#### [Exercise]
What you return must match the records word for word, except that pictures are dropped.

#### [Material for the task]
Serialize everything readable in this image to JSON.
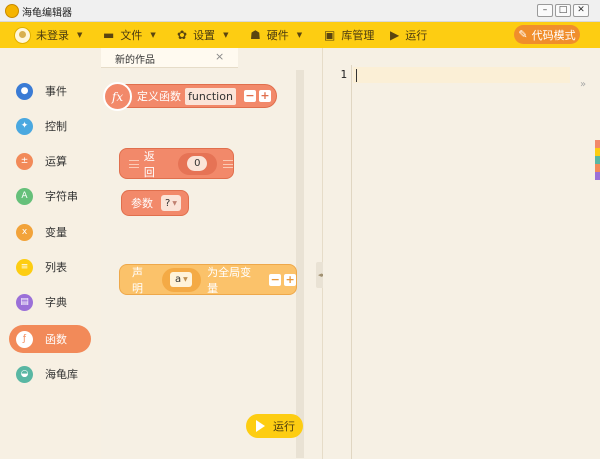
{
  "window": {
    "title": "海龟编辑器",
    "min": "–",
    "max": "□",
    "close": "✕"
  },
  "toolbar": {
    "user_label": "未登录",
    "file_label": "文件",
    "settings_label": "设置",
    "hardware_label": "硬件",
    "library_label": "库管理",
    "run_label": "运行",
    "code_mode_label": "代码模式"
  },
  "categories": [
    {
      "label": "事件",
      "icon": "toggle-icon",
      "color": "#3a7bd5",
      "glyph": "●"
    },
    {
      "label": "控制",
      "icon": "gamepad-icon",
      "color": "#4aa8e0",
      "glyph": "✦"
    },
    {
      "label": "运算",
      "icon": "calculator-icon",
      "color": "#f28a59",
      "glyph": "±"
    },
    {
      "label": "字符串",
      "icon": "letter-a-icon",
      "color": "#66c07a",
      "glyph": "A"
    },
    {
      "label": "变量",
      "icon": "variable-x-icon",
      "color": "#f2a33a",
      "glyph": "x"
    },
    {
      "label": "列表",
      "icon": "list-icon",
      "color": "#fdcd12",
      "glyph": "≡"
    },
    {
      "label": "字典",
      "icon": "book-icon",
      "color": "#9b70d8",
      "glyph": "▤"
    },
    {
      "label": "函数",
      "icon": "function-icon",
      "color": "#f2896a",
      "glyph": "ƒ"
    },
    {
      "label": "海龟库",
      "icon": "turtle-icon",
      "color": "#59b7a3",
      "glyph": "◒"
    }
  ],
  "active_category": "函数",
  "tab": {
    "label": "新的作品",
    "close": "×"
  },
  "blocks": {
    "define_label": "定义函数",
    "function_name": "function",
    "fx_glyph": "fx",
    "minus": "−",
    "plus": "+",
    "return_label": "返回",
    "return_value": "0",
    "param_label": "参数",
    "param_value": "?",
    "declare_label": "声明",
    "declare_var": "a",
    "declare_suffix": "为全局变量"
  },
  "run_button_label": "运行",
  "editor": {
    "line_number": "1",
    "expand_glyph": "»"
  }
}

#### [Result of this exercise]
Serialize everything readable in this image to JSON.
{
  "window": {
    "title": "海龟编辑器",
    "min": "–",
    "max": "□",
    "close": "✕"
  },
  "toolbar": {
    "user_label": "未登录",
    "file_label": "文件",
    "settings_label": "设置",
    "hardware_label": "硬件",
    "library_label": "库管理",
    "run_label": "运行",
    "code_mode_label": "代码模式"
  },
  "categories": [
    {
      "label": "事件",
      "icon": "toggle-icon",
      "color": "#3a7bd5",
      "glyph": "●"
    },
    {
      "label": "控制",
      "icon": "gamepad-icon",
      "color": "#4aa8e0",
      "glyph": "✦"
    },
    {
      "label": "运算",
      "icon": "calculator-icon",
      "color": "#f28a59",
      "glyph": "±"
    },
    {
      "label": "字符串",
      "icon": "letter-a-icon",
      "color": "#66c07a",
      "glyph": "A"
    },
    {
      "label": "变量",
      "icon": "variable-x-icon",
      "color": "#f2a33a",
      "glyph": "x"
    },
    {
      "label": "列表",
      "icon": "list-icon",
      "color": "#fdcd12",
      "glyph": "≡"
    },
    {
      "label": "字典",
      "icon": "book-icon",
      "color": "#9b70d8",
      "glyph": "▤"
    },
    {
      "label": "函数",
      "icon": "function-icon",
      "color": "#f2896a",
      "glyph": "ƒ"
    },
    {
      "label": "海龟库",
      "icon": "turtle-icon",
      "color": "#59b7a3",
      "glyph": "◒"
    }
  ],
  "active_category": "函数",
  "tab": {
    "label": "新的作品",
    "close": "×"
  },
  "blocks": {
    "define_label": "定义函数",
    "function_name": "function",
    "fx_glyph": "fx",
    "minus": "−",
    "plus": "+",
    "return_label": "返回",
    "return_value": "0",
    "param_label": "参数",
    "param_value": "?",
    "declare_label": "声明",
    "declare_var": "a",
    "declare_suffix": "为全局变量"
  },
  "run_button_label": "运行",
  "editor": {
    "line_number": "1",
    "expand_glyph": "»"
  }
}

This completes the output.